Since late March 2022, MSF has operated a medical evacuation train in Ukraine, taking patients from hospitals in areas close to the frontlines in the country's war - mostly in the country's east - to hospitals that have greater capacity to provide treatment, mostly those in the west.
The two trains we operate, in conjunction with Ukraine's National Railways, are equipped with medical staff and equipment; one train has the capacity to take patients requiring intensive care.
Between 31 March and 6 May, MSF teams evacuated 653 patients. Just over half of those, 355 patients, have been injured as a direct result of the war.

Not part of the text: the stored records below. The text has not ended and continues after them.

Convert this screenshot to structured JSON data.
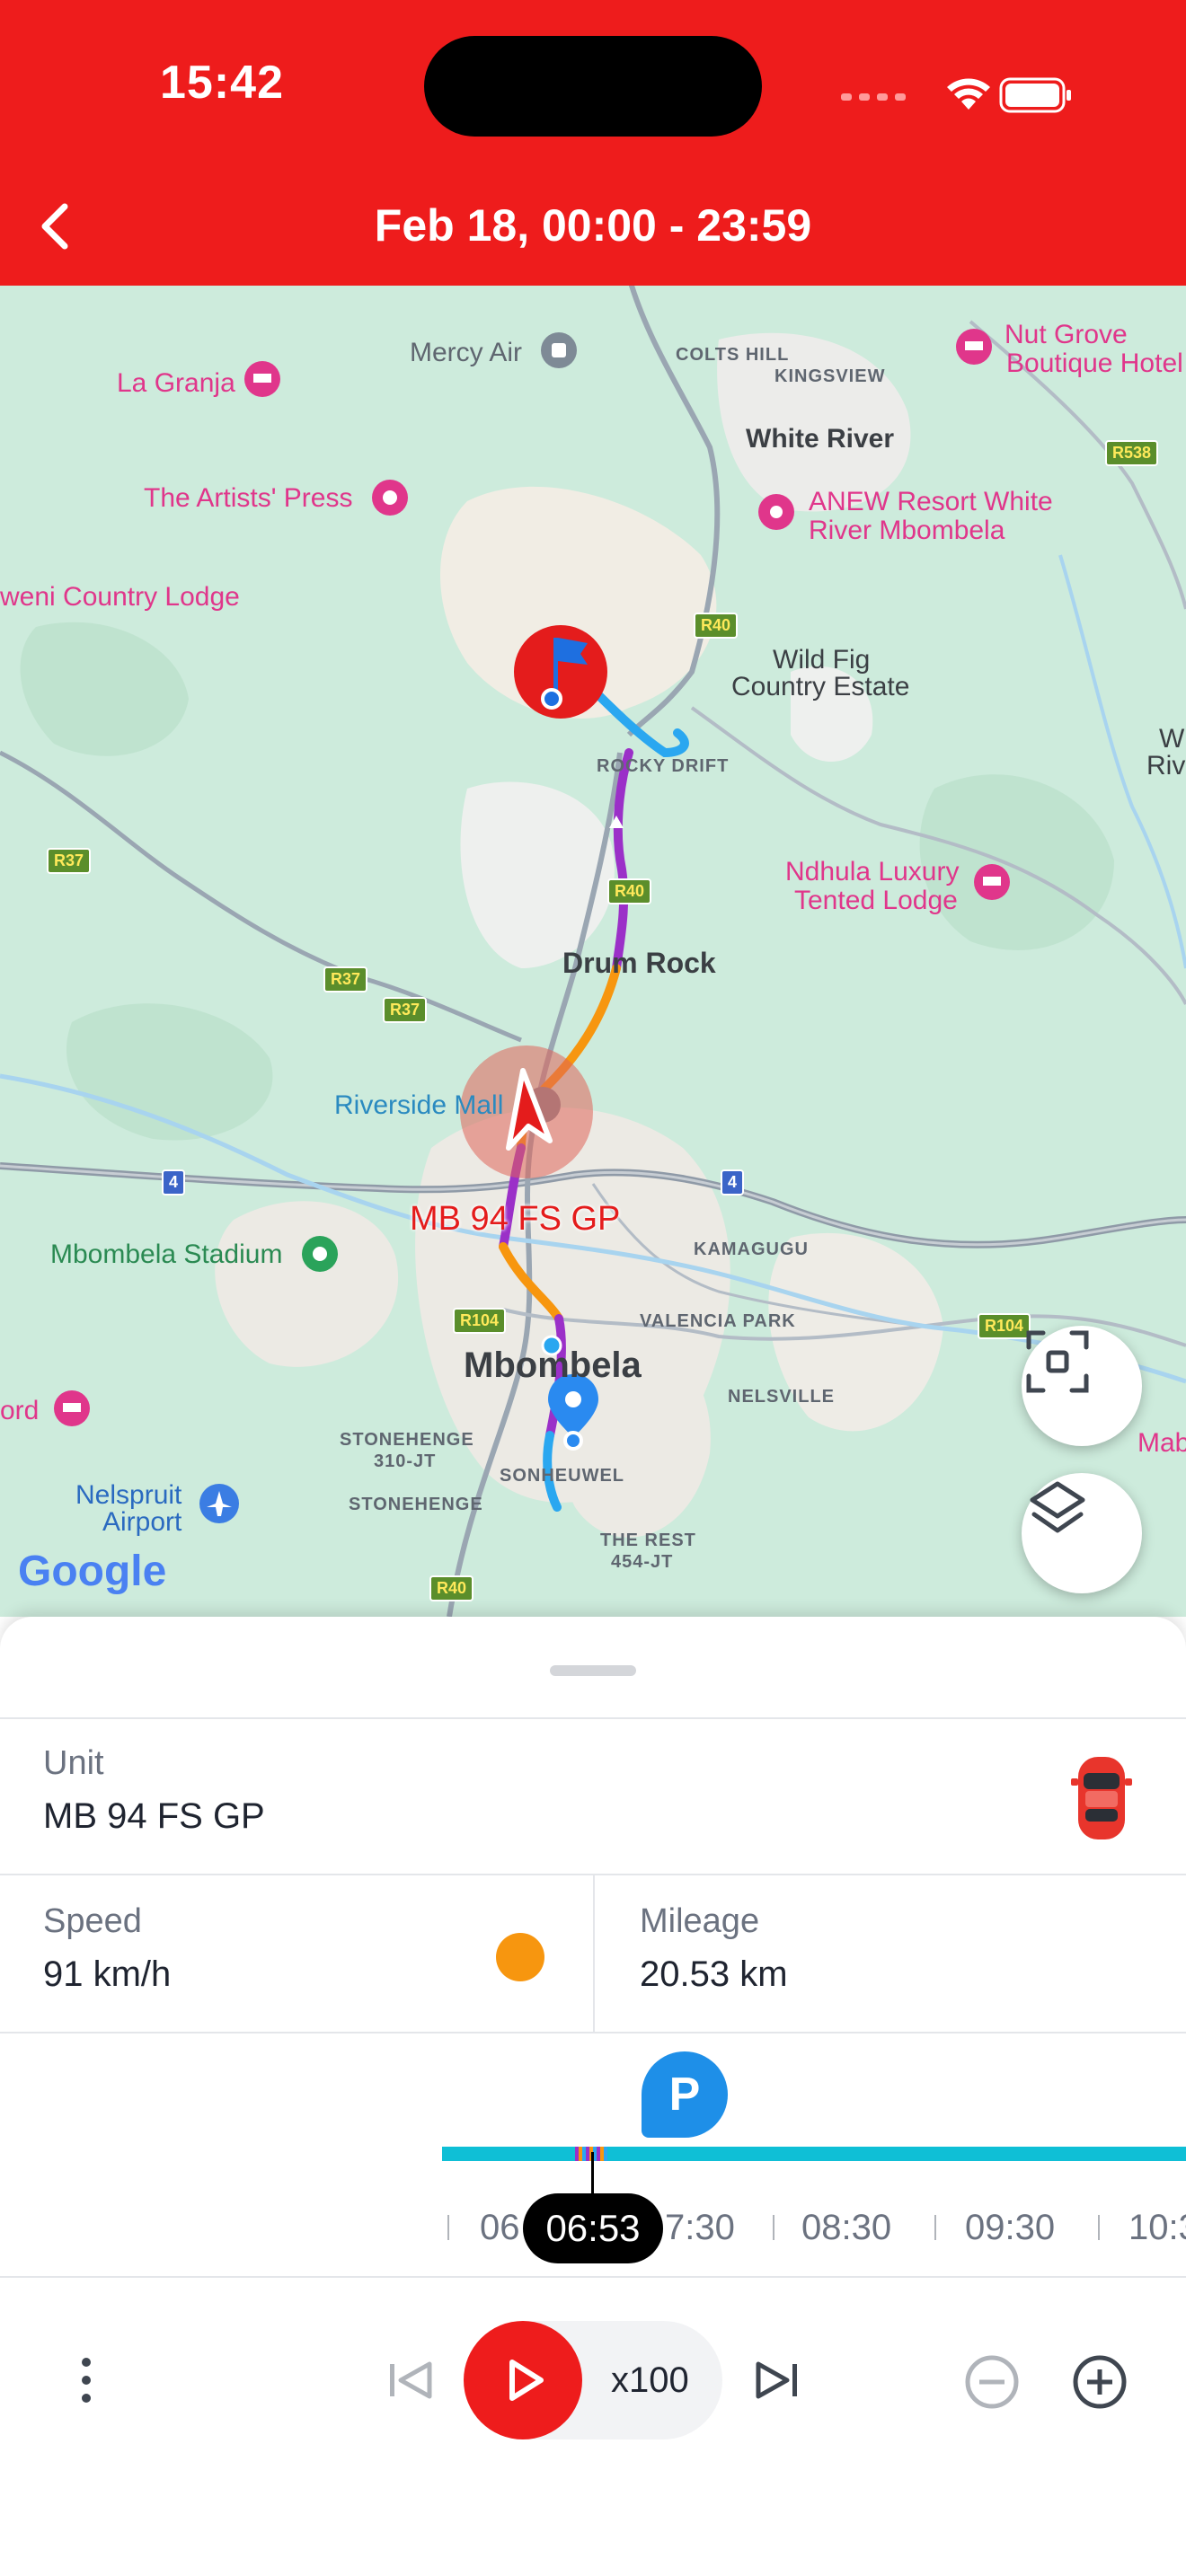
{
  "status_bar": {
    "time": "15:42"
  },
  "header": {
    "title": "Feb 18, 00:00 - 23:59"
  },
  "map": {
    "labels": {
      "mercy_air": "Mercy Air",
      "la_granja": "La Granja",
      "artists_press": "The Artists' Press",
      "country_lodge": "weni Country Lodge",
      "colts_hill": "COLTS HILL",
      "kingsview": "KINGSVIEW",
      "white_river": "White River",
      "anew_resort_1": "ANEW Resort White",
      "anew_resort_2": "River Mbombela",
      "nut_grove_1": "Nut Grove",
      "nut_grove_2": "Boutique Hotel",
      "wild_fig_1": "Wild Fig",
      "wild_fig_2": "Country Estate",
      "rocky_drift": "ROCKY DRIFT",
      "ndhula_1": "Ndhula Luxury",
      "ndhula_2": "Tented Lodge",
      "drum_rock": "Drum Rock",
      "riverside_mall": "Riverside Mall",
      "vehicle_label": "MB 94 FS GP",
      "kamagugu": "KAMAGUGU",
      "mbombela_stadium": "Mbombela Stadium",
      "valencia_park": "VALENCIA PARK",
      "mbombela": "Mbombela",
      "nelsville": "NELSVILLE",
      "ord": "ord",
      "mab": "Mab",
      "stonehenge_310_1": "STONEHENGE",
      "stonehenge_310_2": "310-JT",
      "sonheuwel": "SONHEUWEL",
      "stonehenge": "STONEHENGE",
      "nelspruit_1": "Nelspruit",
      "nelspruit_2": "Airport",
      "rest_1": "THE REST",
      "rest_2": "454-JT",
      "wri_1": "W",
      "wri_2": "Riv",
      "google": "Google"
    },
    "roads": {
      "r40_a": "R40",
      "r40_b": "R40",
      "r40_c": "R40",
      "r37_a": "R37",
      "r37_b": "R37",
      "r37_c": "R37",
      "r538": "R538",
      "r104_a": "R104",
      "r104_b": "R104",
      "n4_a": "4",
      "n4_b": "4"
    }
  },
  "sheet": {
    "unit": {
      "label": "Unit",
      "value": "MB 94 FS GP"
    },
    "speed": {
      "label": "Speed",
      "value": "91 km/h",
      "indicator_color": "#f7960f"
    },
    "mileage": {
      "label": "Mileage",
      "value": "20.53 km"
    }
  },
  "timeline": {
    "ticks": [
      "06",
      "7:30",
      "08:30",
      "09:30",
      "10:3"
    ],
    "current_time": "06:53",
    "parking_marker": "P"
  },
  "controls": {
    "speed": "x100"
  },
  "colors": {
    "brand_red": "#ee1c1c",
    "track": "#0fbfd6",
    "route_purple": "#9b30c8",
    "route_orange": "#f7960f",
    "route_blue": "#2aa7f0"
  }
}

The nature of the injuries we see on our medical evacuation train, as well as the stories patients tell our teams, clearly show that civilians are not spared the war in Ukraine. Each day, our teams on train hear stories of what our patients have experienced.
The below briefing note, No mercy for civilians: Troubling accounts from the MSF medical train in Ukraine, further details of the nature of the attacks and consequences of the war on civilians.
“So many people have died”
A woman in her 70s
“Me and my husband lived in a small village in Luhansk region. It was a lovely little village with tidy streets and water, gas and electricity in each household. About 500 people lived there, but now only 30 to 50 are left. So many people have died. The bombing was happening from all sides. All the windows of my house shattered. My gate is full of holes from shrapnel. I would joke I have a huge spyhole in it now. My garden was completely destroyed by the shelling; potatoes, daffodils, all the flowers.
My husband is disabled. Last year, the social services gave us a special care bed. I built an improvised shelter around it and covered it with blankets. At the beginning of the war, when the shelling was further away, I would hide under his bed. Every time there was an explosion, I screamed in fear.
Later, when the shelling came closer, I hid in the basement of one of our neighbours’ houses, leaving him on his bed. I couldn’t carry him with me. He’s immobile and is too heavy for me. Every time I was afraid of what I might see when I returned. Once, when the windows of our house smashed, a piece of glass cut his leg. It wasn’t a deep injury but still, I felt so bad that I had left him on his own.
My neighbour offered her basement as a shelter to people in the neighbourhood. On 7 May, around 11 people were hiding there during a shelling. I was looking out of my window and saw two bombs fall on her house, crushing the roof and the floors. I was standing by the window, paralyzed, even though I knew that I should hide. I couldn’t help standing there staring.”
“I just couldn’t believe that there was nothing left of this two-story building, but some debris with 11 people under it. Since there was no special equipment, they only managed to get three people out: two of them were alive and one girl was dead. Maybe more people survived and were trapped under the house. We will never know.
Another house in my neighbourhood caught fire during a shelling, and the person who lived there was burnt inside. Her body was never found.
When the electricity and the phone network were cut off, we couldn’t talk to our children anymore. My mobile phone was damaged when the emergency suitcase I had packed was completely shredded by shrapnel.
One day, our neighbours suggested we approach the military to see if they could get us out. They gave us five minutes to pack and loaded my husband onto a truck. There was another elderly couple that was evacuated with us. The soldiers brought us to the nearby town where we stayed in the basement of an old school. It was damp and cold, so we wanted to get away from there as soon as possible. We filled out all sorts of forms just to move further away. Eventually, we were evacuated from there to Dnipro.
My daughter made it to Poland. Now she is finishing a course in Polish and wants us to come there. She says people are welcoming and take good care of refugees. But I’m afraid that we won’t be able to return to our hometown once we leave the country and settle somewhere else. Our house, our car, even my driving licence - everything was left behind.”